(a). Thank you all. Your support has been wonderful, and I am so grateful for everyone who has sacrificed time, money, or even just a positive thought for us during what has been a long, at times interminable, six months. I am supremely grateful for the love and support of Katina, proprietress of this weblog. Cancer treatment is unpleasant, but I am lucky to have a spouse who took so much on her shoulders so that I could focus on getting well. Also, she has good health insurance. I do not envy anyone who must continue to do all the ordinary business of regular life (shopping, child care, insurance companies, bills, etc.) on top of trying to stay positive and recover. Between Katina and you all, I have had the luxury to get well at my own pace without many external demands on me. Thank you. I really can't say enough about how much it meant to me and to us that so many people have been there in ways ranging from the biggest to the smallest.
(b). Treatment is over. There are no more hospital admissions scheduled, and I no longer have additional
poison medicine to
anticipate. The last PET/CT scan I had was negative. Technically, this does not
make me cancer-free. Instead, it means the machine was unable to detect any cancer
in my body - overlapping but non-identical categories. The last two rounds of
chemo were much less stressful for my body, and I've already started to notice
improvements in important departments, including (but not limited to) my
ability to grow eyebrows and hair on my head. While I don't yet feel strong, I feel
the capacity to become strong returning, and I look forward to sweeping out
some of the mental cobwebs from my working brain and starting regular exercise.
All of this is grounds for legitimate celebration, so I look forward to sharing
hugs and congratulations with our extended support network.

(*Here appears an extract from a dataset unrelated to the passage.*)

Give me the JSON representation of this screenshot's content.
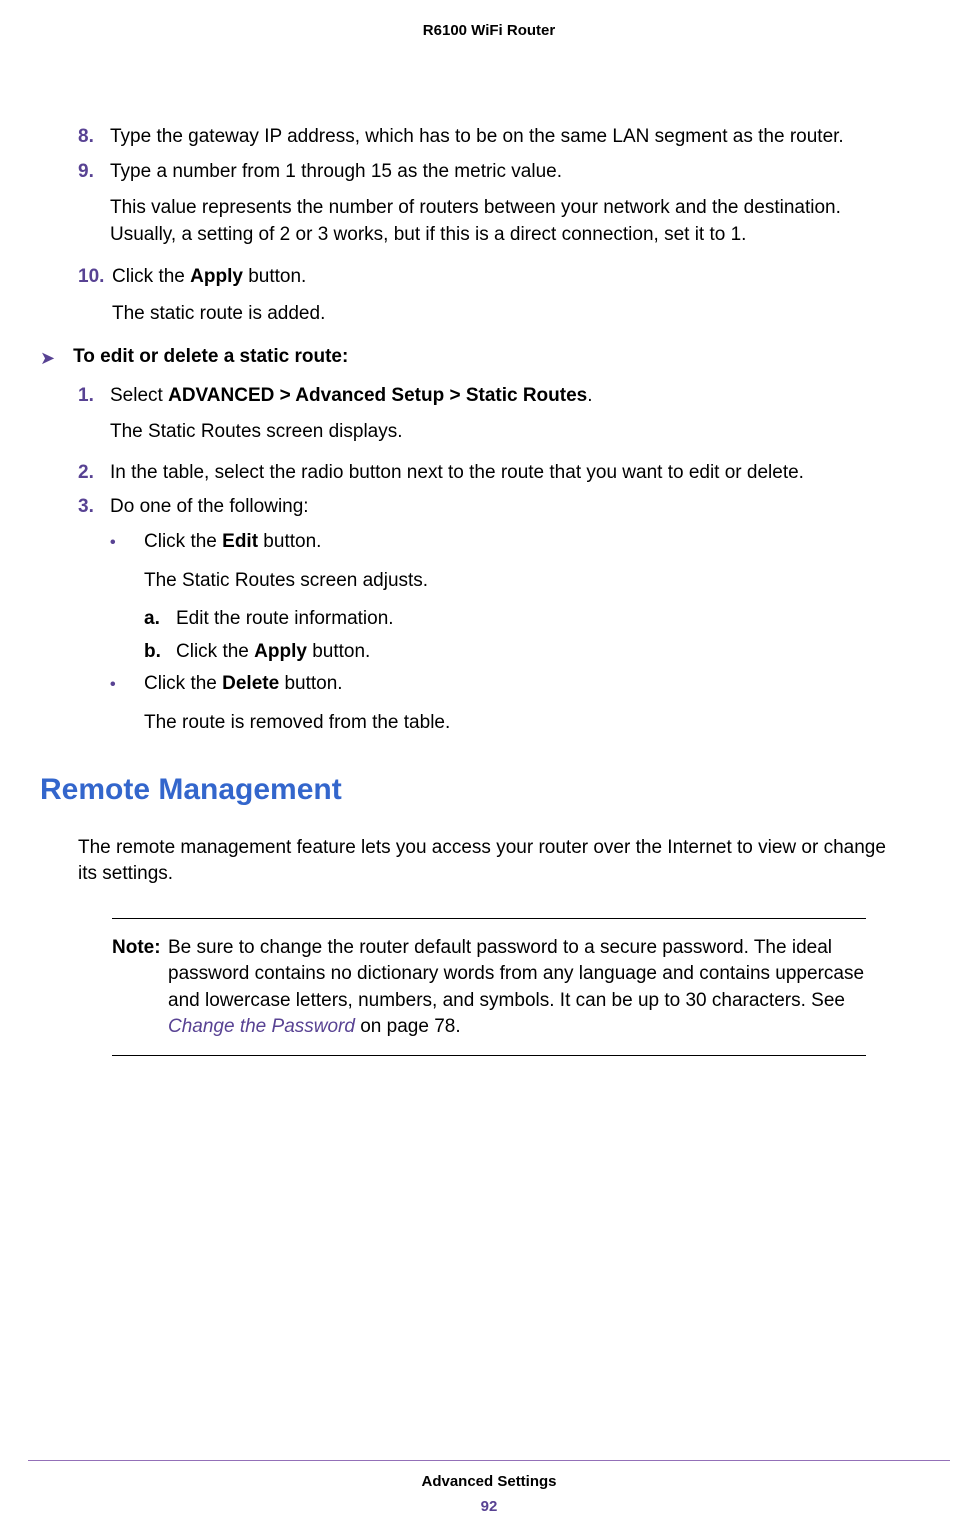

When it comes right down to it, I don't yet feel like celebrating. Partially, this is due to my temperament. An academic advisor of mine once dubbed me a "laconic midwesterner" and anyone who knows me knows this to be an accurate description, both geographically and attitudinally. I'm not a big jumper for joy by nature. The reservations I feel are more than emotional reserve, however. I wanted to write a brief thank-you to everyone, but I also felt I needed to write to clarify that my non-celebratory mood is more than just me being me.
Treatment is over, but we still can't be sure that cancer is. Cancer is definitely over for now, but just how long "for now" covers isn't yet clear. It is not impossible that we might find ourselves going back down the same road, only darker, in the coming months or years. Do I think that will happen? No. But when it comes down to it, the absolute last thing I want is to begin treatment again, while looking back on a celebration with the taste of ashes in my mouth because it turned out to be seriously premature.

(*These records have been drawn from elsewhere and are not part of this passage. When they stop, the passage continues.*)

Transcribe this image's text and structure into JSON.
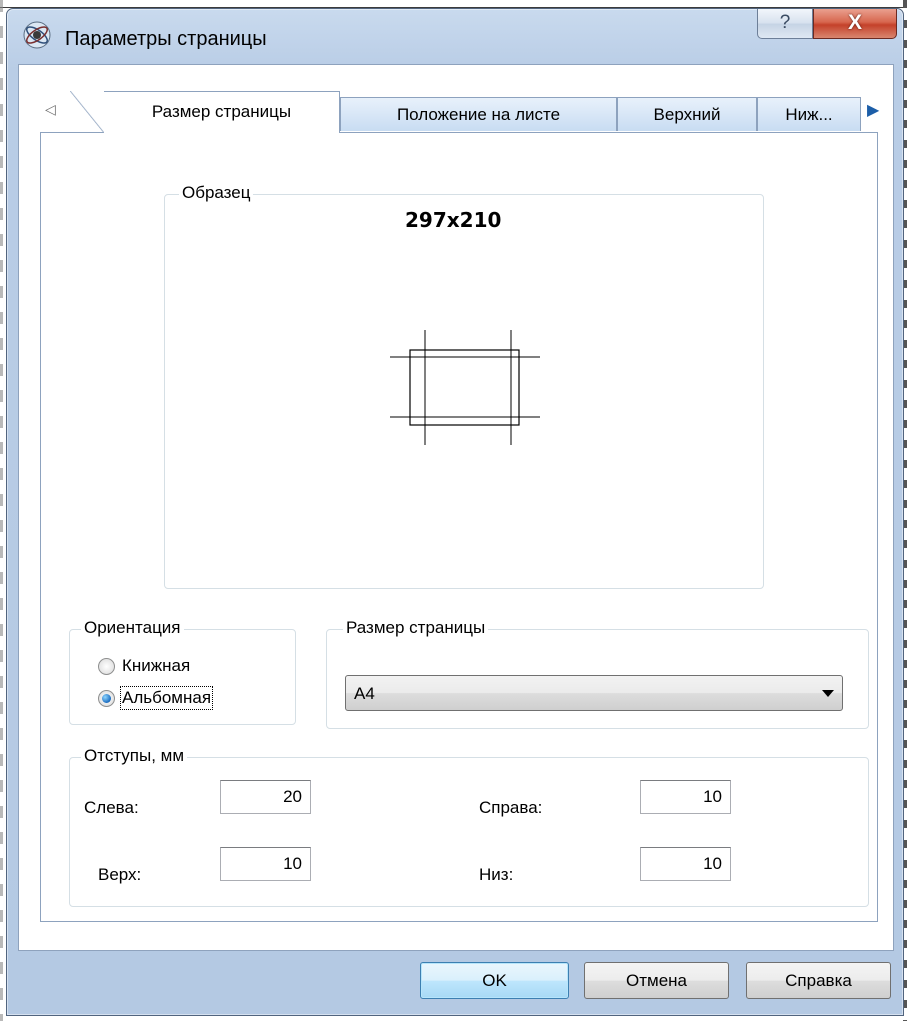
{
  "window": {
    "title": "Параметры страницы",
    "help_label": "?",
    "close_label": "X"
  },
  "tabs": {
    "scroll_left_icon": "tab-scroll-left-icon",
    "scroll_right_icon": "tab-scroll-right-icon",
    "items": [
      {
        "label": "Размер страницы",
        "active": true
      },
      {
        "label": "Положение на листе",
        "active": false
      },
      {
        "label": "Верхний",
        "active": false
      },
      {
        "label": "Ниж...",
        "active": false
      }
    ]
  },
  "sample": {
    "group_label": "Образец",
    "dimensions": "297x210"
  },
  "orientation": {
    "group_label": "Ориентация",
    "options": [
      {
        "label": "Книжная",
        "checked": false
      },
      {
        "label": "Альбомная",
        "checked": true
      }
    ]
  },
  "page_size": {
    "group_label": "Размер страницы",
    "selected": "A4"
  },
  "margins": {
    "group_label": "Отступы, мм",
    "left_label": "Слева:",
    "left_value": "20",
    "right_label": "Справа:",
    "right_value": "10",
    "top_label": "Верх:",
    "top_value": "10",
    "bottom_label": "Низ:",
    "bottom_value": "10"
  },
  "buttons": {
    "ok": "OK",
    "cancel": "Отмена",
    "help": "Справка"
  },
  "colors": {
    "frame": "#b9cde6",
    "close": "#c4412a",
    "default_button": "#bee6fd"
  }
}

So, you won't see me jumping for joy. What you will see, I hope, is me getting down to the business of living life again, free of the many constraints imposed by frequent hospitalizations and toxic medicines. You should also see me giving handshakes, hugs and words of gratitude to everyone who has been there for us in big ways and small in the last few months. We're planning on having a party at some point, but I won't be there to commemorate the end of cancer. I'll be there to celebrate (1). Katina and (2). everyone else whose kindness and care sustained us through this process. Thanks, guys.